(Beginning of DATA TO EXAMINE)

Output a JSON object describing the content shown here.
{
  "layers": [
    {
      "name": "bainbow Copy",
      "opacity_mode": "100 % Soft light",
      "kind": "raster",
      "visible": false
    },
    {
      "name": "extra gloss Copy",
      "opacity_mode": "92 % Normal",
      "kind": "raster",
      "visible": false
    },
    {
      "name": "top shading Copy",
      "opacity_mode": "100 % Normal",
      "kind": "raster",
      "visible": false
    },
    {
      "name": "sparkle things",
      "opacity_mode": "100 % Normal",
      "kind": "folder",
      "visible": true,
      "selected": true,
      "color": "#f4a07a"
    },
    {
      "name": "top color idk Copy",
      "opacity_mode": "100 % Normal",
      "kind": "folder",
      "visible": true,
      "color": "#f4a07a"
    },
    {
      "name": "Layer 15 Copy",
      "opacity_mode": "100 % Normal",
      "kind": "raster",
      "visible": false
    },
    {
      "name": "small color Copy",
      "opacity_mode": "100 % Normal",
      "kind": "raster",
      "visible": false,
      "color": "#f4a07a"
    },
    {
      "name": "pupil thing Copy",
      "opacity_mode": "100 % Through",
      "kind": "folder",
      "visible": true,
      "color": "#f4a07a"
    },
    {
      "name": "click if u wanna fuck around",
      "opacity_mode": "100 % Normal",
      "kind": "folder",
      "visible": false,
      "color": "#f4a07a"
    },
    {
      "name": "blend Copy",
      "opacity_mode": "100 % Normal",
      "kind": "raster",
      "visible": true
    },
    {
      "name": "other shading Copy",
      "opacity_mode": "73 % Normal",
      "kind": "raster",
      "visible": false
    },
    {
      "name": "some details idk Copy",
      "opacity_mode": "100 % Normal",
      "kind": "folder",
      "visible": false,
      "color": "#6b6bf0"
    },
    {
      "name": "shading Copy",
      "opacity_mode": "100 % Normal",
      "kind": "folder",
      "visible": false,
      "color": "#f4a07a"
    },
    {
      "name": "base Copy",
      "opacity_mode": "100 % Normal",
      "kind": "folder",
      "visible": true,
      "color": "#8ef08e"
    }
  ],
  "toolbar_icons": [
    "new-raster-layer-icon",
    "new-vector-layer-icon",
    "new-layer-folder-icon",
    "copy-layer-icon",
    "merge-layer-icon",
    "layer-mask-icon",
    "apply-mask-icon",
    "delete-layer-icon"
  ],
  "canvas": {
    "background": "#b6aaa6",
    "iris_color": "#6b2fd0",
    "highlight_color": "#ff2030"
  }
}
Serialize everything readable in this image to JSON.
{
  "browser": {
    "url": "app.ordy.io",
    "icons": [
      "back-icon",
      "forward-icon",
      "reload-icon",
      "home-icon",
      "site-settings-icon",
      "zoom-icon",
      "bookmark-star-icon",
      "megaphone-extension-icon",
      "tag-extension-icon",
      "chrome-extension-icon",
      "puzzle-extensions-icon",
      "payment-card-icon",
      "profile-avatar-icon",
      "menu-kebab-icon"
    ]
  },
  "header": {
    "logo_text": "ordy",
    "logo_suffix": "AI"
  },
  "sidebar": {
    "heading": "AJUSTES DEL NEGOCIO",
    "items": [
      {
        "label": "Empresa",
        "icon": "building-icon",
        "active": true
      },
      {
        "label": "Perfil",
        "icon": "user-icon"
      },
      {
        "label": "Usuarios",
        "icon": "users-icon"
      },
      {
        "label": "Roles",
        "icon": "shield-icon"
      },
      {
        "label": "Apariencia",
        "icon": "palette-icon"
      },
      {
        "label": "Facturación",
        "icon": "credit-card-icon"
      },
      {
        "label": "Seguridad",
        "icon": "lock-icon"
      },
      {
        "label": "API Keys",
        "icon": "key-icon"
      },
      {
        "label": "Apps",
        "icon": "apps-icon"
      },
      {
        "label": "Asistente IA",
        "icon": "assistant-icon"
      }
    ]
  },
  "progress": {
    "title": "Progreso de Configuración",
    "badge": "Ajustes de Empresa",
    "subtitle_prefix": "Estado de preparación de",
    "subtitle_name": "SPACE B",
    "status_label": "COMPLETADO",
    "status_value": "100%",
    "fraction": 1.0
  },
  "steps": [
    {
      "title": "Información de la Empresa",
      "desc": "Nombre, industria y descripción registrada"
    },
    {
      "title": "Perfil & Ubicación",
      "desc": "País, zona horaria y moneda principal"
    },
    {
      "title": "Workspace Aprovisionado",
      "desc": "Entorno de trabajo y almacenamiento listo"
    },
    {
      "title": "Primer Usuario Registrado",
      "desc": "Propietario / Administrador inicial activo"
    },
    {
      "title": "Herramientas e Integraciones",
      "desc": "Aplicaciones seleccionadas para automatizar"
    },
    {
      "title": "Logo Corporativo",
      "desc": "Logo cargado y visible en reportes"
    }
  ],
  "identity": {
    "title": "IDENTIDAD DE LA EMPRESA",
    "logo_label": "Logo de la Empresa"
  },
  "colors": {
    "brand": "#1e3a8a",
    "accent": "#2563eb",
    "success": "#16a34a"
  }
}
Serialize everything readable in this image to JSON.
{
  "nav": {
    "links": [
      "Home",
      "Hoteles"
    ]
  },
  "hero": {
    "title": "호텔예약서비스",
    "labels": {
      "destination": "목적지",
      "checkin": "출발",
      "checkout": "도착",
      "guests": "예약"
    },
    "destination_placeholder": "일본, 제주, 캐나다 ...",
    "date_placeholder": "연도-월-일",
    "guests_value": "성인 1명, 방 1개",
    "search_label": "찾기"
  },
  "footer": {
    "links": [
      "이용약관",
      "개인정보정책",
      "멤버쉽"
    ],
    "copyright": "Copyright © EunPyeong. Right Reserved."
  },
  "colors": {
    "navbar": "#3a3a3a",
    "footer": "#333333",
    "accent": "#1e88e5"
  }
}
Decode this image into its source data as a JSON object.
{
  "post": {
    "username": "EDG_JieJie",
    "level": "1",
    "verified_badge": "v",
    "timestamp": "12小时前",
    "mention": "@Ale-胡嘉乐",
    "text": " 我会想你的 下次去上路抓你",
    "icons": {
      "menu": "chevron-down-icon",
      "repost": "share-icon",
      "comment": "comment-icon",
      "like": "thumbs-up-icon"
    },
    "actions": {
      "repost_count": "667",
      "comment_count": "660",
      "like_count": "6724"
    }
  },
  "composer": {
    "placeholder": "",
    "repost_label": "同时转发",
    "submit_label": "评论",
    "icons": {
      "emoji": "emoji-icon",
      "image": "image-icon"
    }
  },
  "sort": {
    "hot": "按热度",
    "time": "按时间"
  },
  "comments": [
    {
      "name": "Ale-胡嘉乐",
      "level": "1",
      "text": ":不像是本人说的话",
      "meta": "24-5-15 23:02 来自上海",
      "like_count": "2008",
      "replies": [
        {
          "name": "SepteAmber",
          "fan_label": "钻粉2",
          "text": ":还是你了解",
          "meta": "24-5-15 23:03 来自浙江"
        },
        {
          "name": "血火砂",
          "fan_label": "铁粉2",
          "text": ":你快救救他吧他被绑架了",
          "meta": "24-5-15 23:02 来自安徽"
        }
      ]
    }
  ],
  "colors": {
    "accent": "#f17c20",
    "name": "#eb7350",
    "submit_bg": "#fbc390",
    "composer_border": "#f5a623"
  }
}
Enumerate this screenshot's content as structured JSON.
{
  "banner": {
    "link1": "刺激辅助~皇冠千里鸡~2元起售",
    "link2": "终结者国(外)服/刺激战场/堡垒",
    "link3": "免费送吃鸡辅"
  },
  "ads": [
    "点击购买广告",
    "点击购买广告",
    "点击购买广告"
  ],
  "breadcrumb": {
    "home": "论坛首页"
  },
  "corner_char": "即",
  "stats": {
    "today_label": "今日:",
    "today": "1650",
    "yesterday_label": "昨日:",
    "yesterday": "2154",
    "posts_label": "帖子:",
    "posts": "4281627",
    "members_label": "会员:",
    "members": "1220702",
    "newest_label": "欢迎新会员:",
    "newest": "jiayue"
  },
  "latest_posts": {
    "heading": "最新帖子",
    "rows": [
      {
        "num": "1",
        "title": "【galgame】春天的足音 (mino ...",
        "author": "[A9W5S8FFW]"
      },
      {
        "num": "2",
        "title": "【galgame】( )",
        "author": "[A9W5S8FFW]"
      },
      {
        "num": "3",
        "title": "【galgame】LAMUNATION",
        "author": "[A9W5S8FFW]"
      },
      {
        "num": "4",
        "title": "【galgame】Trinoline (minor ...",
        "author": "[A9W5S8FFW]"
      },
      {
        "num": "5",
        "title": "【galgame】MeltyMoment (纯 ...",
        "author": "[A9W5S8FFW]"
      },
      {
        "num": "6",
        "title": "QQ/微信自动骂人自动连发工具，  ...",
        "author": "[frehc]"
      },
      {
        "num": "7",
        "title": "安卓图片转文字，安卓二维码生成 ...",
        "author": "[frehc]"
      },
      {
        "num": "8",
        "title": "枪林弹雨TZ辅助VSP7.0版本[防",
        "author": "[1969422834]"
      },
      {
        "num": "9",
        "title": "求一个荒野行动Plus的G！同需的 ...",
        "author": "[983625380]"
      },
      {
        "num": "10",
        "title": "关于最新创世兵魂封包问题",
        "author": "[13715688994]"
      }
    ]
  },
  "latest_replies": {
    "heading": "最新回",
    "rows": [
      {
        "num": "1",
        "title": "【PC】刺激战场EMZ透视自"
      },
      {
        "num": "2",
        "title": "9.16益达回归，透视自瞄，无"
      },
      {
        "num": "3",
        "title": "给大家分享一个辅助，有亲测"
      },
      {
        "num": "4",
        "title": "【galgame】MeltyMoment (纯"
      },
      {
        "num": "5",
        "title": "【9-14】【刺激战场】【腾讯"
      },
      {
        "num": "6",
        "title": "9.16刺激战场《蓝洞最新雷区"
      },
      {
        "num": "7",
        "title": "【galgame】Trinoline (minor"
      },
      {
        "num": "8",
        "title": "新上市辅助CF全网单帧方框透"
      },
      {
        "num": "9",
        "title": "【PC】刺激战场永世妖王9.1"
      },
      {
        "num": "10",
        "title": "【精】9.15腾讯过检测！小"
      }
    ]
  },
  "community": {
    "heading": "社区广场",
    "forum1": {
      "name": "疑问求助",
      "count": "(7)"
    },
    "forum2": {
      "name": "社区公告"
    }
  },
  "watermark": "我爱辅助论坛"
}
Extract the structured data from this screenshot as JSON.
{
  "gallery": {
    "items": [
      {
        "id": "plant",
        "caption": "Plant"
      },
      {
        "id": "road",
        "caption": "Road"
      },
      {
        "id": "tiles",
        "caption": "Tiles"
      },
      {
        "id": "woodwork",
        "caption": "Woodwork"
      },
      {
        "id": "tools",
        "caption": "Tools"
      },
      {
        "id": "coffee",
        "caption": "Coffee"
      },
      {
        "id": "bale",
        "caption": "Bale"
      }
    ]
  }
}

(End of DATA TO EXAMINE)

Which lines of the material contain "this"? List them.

Serialize everything readable in this image to JSON.
Serialize everything readable in this image to JSON.
Decode this image into its source data as a JSON object.
Enumerate this screenshot's content as structured JSON.
Extract the structured data from this screenshot as JSON.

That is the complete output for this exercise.